Garcia’s children are all grown up, with families and children of their own, and nowadays she relies more than ever on her centenarian mother for companionship.
The duo does everything together, from watching American Idol and Dancing With The Stars on TV to playing six rounds of Bingo a night and making trips to the movies – Happy Feet 2 in 3D was a recent favorite, the Sarasota Herald-Tribune reported.
Shielzeth is there to remind Garcia where her pudgy 14-year-old dog Frankie is, what day it is, if she ate.
To keep her daughter’s mind active, Schielzeth constantly talks to her octogenarian daughter, telling her about current events.
Carol Festari, one of two live-in caregivers for the mother and daughter, said watching the two women interact has been an incredible gift.
‘My mom passed away when I was 17 so I think this is amazing. It’s an honor. It really is,’ she said.
Albert Garcia said despite her dementia, his mother is usually cheerful and upbeat, but the disease rears its ugly head when the 87-year-old begins repeating questions over and over again, which can be challenging.
But not for her mother.
Shielzeth, however, insists that the care-taking goes both ways.
Every morning when Garcia wakes up in their home filled with delicate hand-painted China and other works of art created decades earlier by the 87-year-old woman, the first thing she does is ask for her mother.
The two women then sit down to a leisurely breakfast and chat. After lunch, Schielzeth retreats to her bedroom to pray, but she can’t stay long because Garcia always asks after her.
Rosario has been taking care of other people since youth. When she was a girl, living in Costa Rica, it was her siblings. She was born in 1908, one of ten children, so the older ones were expected to help out. Then it was her two daughters, and then her grandchildren, Albert and James Garcia.

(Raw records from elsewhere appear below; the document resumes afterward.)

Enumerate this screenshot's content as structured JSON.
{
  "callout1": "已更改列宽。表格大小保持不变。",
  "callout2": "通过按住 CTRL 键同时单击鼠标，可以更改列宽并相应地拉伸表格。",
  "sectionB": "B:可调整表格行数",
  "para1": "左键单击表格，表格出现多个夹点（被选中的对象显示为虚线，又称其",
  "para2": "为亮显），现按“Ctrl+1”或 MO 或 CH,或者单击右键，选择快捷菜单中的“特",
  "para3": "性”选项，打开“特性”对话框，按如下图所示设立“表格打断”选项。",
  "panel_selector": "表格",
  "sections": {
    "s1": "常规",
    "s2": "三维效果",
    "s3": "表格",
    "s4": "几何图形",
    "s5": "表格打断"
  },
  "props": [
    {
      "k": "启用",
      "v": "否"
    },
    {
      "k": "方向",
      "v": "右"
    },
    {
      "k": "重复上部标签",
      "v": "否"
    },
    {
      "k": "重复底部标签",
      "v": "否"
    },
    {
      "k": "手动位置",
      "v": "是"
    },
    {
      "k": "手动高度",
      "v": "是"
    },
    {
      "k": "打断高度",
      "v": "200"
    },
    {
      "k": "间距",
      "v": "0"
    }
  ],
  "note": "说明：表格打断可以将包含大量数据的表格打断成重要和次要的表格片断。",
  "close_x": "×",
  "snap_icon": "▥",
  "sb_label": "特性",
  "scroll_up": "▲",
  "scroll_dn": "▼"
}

When Albert Garcia was a baby, his musician father, whom he describes affectionately as ‘a Puerto Rican Clark Gable with a pencil mustache,’ ran off with a flight attendant
His grandmother, living across the street, quit her job as a seamstress and spent her days cleaning and cooking for both households so that her daughter could go to work.
However, between her duties as a wife and mother, Schielzeth still found time during her long and fulfilling life to see much of the world, jetting off with her girlfriends to Thailand, Venice, Rome and Switzerland.
Last Wednesday, Schielzeth celebrated her 104th birthday. The colorful balloons left after the party have not been taken down yet, prompting her daughter to repeatedly inquire, ‘Whose birthday is it?’
‘My grandma doesn’t want to die. She doesn’t want to see my mom left alone,’ Albert Garcia said. ‘I believe that’s why my grandma’s been sticking around all these years. She thinks her daughter really needs her.’